Trump's focus on immigration and nationalist appeals is part of a strategy to counter voters' high left-wing enthusiasm by mobilizing all his supporters in 2016 for other Republicans. As Pence says in his dull speech, "This blue wave will hit a red wall."
"Their point is that every voter who went up for Trump is first and foremost a Trump person and not a DeSantis person or a Scott person, so they rely on full Trumpism," says Steven Barrel, a Florida-based Democrat , on the state GOP candidates for governor or senate.
At his Saturday rally in Belgrade, Montreal, Trump told a jubilant crowd without a trace of irony, "I'm the only one who'll tell you the facts."
Trump's flood of disinformation, however, has become epic in recent weeks, according to an analysis of the Washington Post Fact Checker. In the seven weeks leading up to the election, the president made 1,419 false or misleading claims, an average of 30 per day. Compared with 1,318 false or misleading claims during the first nine months of his presidency, an average of five per day.
At each Trump rally, there are typically 35 to 45 allegations that he has repeated in media appearances, according to media reports.
The fans of Trump say they do not care much about the fake meter. At his rally in Estero, Florida on Wednesday, one Trump fan after another declared President disrespect for the truth.
Hope Heisler, emergency physician: "I'm not a fact checker. All candidates, whether Republican or Democrat, do not always say things exactly. But I trust President Trump. "
Linda Sears, a housewife: "Presidents should tell the truth, but sometimes they make mistakes. , , , At least that's what Trump says. Trump is a fortune teller. "
Pat Banker, retired nurse: "I do not think he's lying. He is excited when he speaks, and he likes to exaggerate a bit. But that's just his way. "
Trump has never had a great appetite for nuance, and on Tuesday he had the election to the voters in terms of black and white, right and wrong.
"This election is a choice between Republican outcomes and radical resistance," Trump said Thursday in Columbia, Mo., before a rally. It's a choice between jobs and mobs, and it's a choice between an economy that gets strong and the Democrats that go crazy. "
When it comes to attacking Democrats, Trump – who has been a registered Democrat for years – has launched a kitchen sink strategy. On Friday night in Indianapolis he told thousands of followers with red hair, "If Cryin Chuck Schumer, Nancy Pelosi and the legendary Maxine Waters, if they take power, they will try to eradicate our achievements and eradicate our progress.
"The Democrats want to increase their taxes. They want to restore the murder laws. You want to shut down your steelworks. And that will happen. "
He went on.
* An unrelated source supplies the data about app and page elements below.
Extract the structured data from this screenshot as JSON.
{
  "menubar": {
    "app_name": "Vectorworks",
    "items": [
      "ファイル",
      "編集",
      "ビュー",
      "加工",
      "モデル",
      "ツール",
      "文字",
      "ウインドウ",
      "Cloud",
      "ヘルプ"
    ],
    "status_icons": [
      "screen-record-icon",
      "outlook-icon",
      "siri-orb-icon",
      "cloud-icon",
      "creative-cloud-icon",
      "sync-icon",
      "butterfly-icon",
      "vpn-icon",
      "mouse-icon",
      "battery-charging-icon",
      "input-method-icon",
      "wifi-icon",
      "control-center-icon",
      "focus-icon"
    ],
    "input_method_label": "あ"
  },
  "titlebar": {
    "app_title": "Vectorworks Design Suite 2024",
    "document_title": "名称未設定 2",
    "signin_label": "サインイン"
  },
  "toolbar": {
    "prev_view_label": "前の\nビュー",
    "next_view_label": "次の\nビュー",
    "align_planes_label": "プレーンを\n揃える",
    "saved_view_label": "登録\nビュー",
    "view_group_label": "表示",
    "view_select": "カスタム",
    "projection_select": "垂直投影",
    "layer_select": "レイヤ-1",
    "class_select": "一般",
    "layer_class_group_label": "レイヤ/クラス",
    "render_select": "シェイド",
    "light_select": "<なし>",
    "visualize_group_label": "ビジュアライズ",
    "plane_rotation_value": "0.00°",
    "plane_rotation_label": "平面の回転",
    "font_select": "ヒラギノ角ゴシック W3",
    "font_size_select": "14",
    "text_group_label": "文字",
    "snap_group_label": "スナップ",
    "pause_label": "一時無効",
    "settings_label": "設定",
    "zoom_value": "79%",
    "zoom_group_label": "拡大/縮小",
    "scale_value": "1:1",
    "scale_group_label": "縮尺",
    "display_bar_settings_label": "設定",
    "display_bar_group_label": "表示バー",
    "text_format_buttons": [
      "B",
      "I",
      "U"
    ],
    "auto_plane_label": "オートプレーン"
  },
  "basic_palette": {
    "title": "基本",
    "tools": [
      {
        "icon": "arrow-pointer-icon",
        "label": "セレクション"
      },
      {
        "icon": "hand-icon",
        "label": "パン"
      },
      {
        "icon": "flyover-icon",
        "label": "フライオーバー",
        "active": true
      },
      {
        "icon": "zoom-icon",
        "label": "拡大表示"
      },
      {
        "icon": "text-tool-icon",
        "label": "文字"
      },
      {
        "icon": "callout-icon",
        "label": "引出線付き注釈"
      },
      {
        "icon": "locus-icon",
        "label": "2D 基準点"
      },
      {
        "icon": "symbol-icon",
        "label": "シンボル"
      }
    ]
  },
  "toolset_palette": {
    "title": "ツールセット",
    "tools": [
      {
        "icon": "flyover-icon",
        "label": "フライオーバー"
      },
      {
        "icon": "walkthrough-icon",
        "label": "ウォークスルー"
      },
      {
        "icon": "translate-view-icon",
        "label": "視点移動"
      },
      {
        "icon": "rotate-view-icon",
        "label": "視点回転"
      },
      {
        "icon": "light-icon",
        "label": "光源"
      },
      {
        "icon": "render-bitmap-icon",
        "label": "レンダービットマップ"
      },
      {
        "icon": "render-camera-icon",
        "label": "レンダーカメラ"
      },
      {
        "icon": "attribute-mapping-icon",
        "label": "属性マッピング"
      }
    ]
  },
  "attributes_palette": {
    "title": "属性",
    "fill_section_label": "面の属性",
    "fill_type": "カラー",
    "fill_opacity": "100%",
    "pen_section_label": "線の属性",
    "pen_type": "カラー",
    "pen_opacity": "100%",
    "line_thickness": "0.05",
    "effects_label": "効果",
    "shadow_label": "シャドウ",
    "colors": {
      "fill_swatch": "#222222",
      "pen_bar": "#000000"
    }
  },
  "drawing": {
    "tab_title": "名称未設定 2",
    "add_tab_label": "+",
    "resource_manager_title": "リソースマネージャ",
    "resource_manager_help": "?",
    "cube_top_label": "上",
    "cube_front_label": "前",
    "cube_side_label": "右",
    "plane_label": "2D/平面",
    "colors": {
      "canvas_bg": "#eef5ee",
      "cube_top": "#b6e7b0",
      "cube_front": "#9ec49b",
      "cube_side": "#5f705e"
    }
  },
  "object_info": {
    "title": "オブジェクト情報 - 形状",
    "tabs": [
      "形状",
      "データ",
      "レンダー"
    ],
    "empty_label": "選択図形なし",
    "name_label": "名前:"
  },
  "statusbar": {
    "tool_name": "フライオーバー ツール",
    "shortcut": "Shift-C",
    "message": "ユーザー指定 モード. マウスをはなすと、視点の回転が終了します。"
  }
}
"They want to take away their real health care and use socialism to turn America into Venezuela," Trump continued. "Nice place, nice place. And the Democrats want to open the borders completely. "
The crowd reacted only on cue with loud boos.
Mike DeBonis in Washington contributed to this report.